About this task: Report every line of the data where the string "glyph" appears.

Excerpts from an interface dataset
* * * * * * *

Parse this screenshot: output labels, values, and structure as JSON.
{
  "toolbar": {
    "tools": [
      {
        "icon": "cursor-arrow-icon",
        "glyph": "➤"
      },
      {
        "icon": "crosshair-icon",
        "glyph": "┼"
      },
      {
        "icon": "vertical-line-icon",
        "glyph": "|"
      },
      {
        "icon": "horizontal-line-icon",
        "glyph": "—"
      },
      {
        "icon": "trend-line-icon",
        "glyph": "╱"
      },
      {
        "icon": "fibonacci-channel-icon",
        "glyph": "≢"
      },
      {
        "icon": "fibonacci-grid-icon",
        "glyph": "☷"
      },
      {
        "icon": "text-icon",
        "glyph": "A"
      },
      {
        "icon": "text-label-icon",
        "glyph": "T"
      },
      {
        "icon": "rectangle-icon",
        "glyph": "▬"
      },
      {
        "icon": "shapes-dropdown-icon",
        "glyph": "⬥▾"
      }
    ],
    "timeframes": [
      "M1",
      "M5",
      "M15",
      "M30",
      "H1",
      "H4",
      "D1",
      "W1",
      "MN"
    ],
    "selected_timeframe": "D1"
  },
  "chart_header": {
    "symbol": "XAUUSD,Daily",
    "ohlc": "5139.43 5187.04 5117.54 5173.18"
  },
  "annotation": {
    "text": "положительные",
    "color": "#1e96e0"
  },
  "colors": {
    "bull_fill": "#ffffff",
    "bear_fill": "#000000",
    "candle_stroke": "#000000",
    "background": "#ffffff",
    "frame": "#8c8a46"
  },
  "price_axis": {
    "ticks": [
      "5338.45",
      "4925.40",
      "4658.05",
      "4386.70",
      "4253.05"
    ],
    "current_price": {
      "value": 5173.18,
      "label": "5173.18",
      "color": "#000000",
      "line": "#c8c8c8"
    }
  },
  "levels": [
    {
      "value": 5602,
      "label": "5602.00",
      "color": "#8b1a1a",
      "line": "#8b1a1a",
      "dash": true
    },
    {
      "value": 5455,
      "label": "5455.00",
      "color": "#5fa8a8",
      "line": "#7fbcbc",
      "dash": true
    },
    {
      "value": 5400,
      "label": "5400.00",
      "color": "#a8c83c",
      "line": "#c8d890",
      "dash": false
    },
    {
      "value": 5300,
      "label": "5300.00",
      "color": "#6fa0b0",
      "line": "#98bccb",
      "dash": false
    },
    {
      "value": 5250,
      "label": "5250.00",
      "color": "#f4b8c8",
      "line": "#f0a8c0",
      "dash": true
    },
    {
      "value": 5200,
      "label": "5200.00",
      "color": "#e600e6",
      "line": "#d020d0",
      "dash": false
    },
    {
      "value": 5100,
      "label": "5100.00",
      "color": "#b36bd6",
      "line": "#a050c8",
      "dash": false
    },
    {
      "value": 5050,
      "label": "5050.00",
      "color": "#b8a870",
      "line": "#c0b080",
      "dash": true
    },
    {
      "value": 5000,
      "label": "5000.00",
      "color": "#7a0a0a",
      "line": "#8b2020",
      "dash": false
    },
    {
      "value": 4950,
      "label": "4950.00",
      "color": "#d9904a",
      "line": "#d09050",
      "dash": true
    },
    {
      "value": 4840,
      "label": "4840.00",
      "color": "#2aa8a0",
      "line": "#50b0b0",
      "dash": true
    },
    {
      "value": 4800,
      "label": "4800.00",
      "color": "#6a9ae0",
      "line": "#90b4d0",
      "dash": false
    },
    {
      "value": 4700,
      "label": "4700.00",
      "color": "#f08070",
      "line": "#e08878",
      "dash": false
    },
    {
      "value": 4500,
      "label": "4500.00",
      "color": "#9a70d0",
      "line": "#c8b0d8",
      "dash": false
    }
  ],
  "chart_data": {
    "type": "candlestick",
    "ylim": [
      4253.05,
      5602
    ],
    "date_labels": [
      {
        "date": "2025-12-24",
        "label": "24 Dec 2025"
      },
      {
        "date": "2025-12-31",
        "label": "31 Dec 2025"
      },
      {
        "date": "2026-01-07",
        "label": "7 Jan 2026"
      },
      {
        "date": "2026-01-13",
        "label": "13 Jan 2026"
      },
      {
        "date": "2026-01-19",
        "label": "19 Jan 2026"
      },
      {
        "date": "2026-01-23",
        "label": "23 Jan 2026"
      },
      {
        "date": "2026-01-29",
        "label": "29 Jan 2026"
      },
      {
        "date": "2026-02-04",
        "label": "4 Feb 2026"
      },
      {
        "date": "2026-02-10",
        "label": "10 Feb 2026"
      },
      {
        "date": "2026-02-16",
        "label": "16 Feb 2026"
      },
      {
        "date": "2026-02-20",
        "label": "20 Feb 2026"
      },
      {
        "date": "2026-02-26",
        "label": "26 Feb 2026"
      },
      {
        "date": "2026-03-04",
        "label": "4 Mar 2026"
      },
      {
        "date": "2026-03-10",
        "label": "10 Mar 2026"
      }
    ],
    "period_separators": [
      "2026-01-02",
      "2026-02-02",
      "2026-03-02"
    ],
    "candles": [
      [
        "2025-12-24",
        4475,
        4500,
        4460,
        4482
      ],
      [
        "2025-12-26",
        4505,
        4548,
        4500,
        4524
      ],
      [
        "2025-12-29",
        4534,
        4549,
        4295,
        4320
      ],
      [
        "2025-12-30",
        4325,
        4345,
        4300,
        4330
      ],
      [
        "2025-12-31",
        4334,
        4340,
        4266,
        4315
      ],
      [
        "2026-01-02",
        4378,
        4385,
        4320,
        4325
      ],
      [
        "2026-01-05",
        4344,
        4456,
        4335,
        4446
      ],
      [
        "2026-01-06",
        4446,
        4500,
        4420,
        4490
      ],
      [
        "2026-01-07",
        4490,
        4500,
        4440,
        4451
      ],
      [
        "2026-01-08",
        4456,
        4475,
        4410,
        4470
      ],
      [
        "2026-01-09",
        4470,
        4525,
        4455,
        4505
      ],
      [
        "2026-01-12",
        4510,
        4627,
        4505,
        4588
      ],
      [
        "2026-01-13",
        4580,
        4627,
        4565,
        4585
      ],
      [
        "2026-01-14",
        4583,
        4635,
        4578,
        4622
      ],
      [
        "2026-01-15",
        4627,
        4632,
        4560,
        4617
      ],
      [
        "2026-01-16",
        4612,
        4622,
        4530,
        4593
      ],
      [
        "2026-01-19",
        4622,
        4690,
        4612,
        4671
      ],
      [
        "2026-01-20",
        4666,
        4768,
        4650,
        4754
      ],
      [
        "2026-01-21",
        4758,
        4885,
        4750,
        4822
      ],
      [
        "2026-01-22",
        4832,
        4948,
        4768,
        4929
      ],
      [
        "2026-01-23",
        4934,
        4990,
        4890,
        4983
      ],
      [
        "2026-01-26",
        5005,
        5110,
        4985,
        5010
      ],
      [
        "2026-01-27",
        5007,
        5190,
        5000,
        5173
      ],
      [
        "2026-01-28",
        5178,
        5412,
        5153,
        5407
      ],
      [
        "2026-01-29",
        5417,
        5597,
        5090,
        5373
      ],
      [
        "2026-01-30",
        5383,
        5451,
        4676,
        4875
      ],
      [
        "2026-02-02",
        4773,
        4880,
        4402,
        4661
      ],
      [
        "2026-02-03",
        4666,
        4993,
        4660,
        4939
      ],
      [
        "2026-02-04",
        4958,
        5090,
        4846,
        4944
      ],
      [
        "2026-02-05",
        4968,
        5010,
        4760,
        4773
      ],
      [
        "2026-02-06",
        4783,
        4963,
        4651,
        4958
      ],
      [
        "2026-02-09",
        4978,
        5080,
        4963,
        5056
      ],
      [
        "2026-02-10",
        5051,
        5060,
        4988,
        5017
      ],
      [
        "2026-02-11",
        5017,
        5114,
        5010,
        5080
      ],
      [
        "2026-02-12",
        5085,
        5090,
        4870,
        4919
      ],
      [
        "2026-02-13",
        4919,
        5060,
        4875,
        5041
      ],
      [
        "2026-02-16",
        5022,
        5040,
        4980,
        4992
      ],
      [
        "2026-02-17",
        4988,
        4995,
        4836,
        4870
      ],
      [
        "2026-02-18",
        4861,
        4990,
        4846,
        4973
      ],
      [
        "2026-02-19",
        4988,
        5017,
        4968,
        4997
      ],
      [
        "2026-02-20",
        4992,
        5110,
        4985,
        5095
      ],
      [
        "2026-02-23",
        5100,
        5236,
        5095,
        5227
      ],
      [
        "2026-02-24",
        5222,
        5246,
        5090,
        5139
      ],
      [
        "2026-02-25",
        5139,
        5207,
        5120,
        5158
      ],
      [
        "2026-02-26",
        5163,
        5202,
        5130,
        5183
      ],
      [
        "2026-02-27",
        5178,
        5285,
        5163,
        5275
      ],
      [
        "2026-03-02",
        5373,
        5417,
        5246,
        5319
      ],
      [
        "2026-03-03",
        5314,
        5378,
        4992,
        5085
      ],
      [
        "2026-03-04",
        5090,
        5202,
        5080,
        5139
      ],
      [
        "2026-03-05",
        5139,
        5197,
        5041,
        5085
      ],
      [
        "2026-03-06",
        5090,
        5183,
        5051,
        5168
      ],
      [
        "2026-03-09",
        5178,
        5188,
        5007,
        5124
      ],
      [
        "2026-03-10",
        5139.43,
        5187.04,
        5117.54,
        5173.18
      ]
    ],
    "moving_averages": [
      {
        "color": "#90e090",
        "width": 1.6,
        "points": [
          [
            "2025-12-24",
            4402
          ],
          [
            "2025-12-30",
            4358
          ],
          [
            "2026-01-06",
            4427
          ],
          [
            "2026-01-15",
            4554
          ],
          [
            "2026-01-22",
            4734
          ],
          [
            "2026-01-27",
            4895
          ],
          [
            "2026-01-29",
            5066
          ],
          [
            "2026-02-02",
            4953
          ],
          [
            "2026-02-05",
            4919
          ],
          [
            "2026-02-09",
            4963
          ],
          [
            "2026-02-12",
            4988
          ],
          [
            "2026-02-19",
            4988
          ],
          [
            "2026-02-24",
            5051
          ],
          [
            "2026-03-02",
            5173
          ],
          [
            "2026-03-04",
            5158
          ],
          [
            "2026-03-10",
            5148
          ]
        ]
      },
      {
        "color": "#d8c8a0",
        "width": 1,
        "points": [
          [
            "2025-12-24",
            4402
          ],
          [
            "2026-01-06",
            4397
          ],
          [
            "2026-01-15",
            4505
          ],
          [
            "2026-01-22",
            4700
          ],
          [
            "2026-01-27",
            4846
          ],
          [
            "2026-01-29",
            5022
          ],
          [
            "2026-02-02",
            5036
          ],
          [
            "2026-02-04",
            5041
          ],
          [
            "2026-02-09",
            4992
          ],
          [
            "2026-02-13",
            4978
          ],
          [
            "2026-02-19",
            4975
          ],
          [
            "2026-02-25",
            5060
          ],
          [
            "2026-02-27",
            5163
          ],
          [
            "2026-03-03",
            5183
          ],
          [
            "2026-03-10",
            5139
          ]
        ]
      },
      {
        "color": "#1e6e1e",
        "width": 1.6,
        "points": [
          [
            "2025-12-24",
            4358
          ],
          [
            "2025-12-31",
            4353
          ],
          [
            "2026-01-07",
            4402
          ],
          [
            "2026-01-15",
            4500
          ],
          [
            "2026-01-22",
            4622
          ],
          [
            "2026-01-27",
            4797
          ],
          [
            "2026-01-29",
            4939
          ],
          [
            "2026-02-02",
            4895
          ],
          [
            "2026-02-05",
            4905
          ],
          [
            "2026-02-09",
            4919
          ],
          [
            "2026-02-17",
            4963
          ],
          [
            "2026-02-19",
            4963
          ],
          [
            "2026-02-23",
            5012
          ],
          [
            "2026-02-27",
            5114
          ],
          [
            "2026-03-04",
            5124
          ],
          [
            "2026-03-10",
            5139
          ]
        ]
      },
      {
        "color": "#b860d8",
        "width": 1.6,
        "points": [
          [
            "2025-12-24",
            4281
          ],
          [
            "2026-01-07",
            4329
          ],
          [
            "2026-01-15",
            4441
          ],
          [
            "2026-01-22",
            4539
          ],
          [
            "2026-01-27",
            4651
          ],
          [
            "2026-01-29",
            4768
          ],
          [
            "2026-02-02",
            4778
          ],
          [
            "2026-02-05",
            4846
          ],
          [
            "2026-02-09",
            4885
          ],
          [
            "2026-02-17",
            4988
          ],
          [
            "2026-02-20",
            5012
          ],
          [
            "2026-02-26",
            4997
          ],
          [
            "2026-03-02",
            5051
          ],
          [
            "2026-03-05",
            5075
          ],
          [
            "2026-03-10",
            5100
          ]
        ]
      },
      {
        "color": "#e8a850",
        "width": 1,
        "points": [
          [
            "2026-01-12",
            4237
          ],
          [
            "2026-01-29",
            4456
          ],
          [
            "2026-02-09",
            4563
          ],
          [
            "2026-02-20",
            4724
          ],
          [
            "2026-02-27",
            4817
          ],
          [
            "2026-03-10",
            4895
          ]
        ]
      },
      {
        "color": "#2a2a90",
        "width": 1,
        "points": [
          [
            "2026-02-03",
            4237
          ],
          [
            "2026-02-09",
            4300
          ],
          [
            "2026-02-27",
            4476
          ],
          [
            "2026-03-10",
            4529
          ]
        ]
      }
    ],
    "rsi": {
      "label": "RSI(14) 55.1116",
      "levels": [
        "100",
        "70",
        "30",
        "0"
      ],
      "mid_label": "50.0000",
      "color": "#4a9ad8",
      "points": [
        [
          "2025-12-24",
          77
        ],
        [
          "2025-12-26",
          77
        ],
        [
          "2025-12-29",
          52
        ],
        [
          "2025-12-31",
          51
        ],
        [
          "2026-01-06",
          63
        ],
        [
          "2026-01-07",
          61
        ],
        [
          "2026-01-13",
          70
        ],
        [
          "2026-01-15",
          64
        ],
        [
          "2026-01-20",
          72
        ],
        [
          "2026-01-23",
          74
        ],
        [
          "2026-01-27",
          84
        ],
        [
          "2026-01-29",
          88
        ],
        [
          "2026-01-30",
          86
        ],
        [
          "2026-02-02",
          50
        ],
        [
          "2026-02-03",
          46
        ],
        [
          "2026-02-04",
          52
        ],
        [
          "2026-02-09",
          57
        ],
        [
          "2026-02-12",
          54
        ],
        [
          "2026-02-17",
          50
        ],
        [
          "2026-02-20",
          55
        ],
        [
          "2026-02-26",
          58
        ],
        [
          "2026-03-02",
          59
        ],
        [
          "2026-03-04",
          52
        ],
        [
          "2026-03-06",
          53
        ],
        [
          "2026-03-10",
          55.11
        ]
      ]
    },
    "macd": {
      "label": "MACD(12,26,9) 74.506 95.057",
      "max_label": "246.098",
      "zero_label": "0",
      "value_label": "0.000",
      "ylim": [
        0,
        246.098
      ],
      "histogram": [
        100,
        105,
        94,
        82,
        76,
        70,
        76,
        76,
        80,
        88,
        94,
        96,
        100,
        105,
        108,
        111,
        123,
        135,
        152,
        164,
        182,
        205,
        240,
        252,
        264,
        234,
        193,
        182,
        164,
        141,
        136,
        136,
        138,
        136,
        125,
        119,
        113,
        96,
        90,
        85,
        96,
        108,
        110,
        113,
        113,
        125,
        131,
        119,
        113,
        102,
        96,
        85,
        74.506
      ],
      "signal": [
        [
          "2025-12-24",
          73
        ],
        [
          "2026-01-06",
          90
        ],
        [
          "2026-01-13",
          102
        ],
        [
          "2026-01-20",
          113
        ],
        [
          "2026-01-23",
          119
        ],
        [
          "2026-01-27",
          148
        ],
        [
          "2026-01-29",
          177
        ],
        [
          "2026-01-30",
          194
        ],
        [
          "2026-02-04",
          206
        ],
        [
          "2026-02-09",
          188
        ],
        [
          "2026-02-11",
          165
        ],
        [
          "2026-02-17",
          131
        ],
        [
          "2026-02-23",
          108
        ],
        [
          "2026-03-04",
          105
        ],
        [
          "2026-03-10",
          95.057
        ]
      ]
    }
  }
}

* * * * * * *

Solution for this exercise:
        "glyph": "➤"
        "glyph": "┼"
        "glyph": "|"
        "glyph": "—"
        "glyph": "╱"
        "glyph": "≢"
        "glyph": "☷"
        "glyph": "A"
        "glyph": "T"
        "glyph": "▬"
        "glyph": "⬥▾"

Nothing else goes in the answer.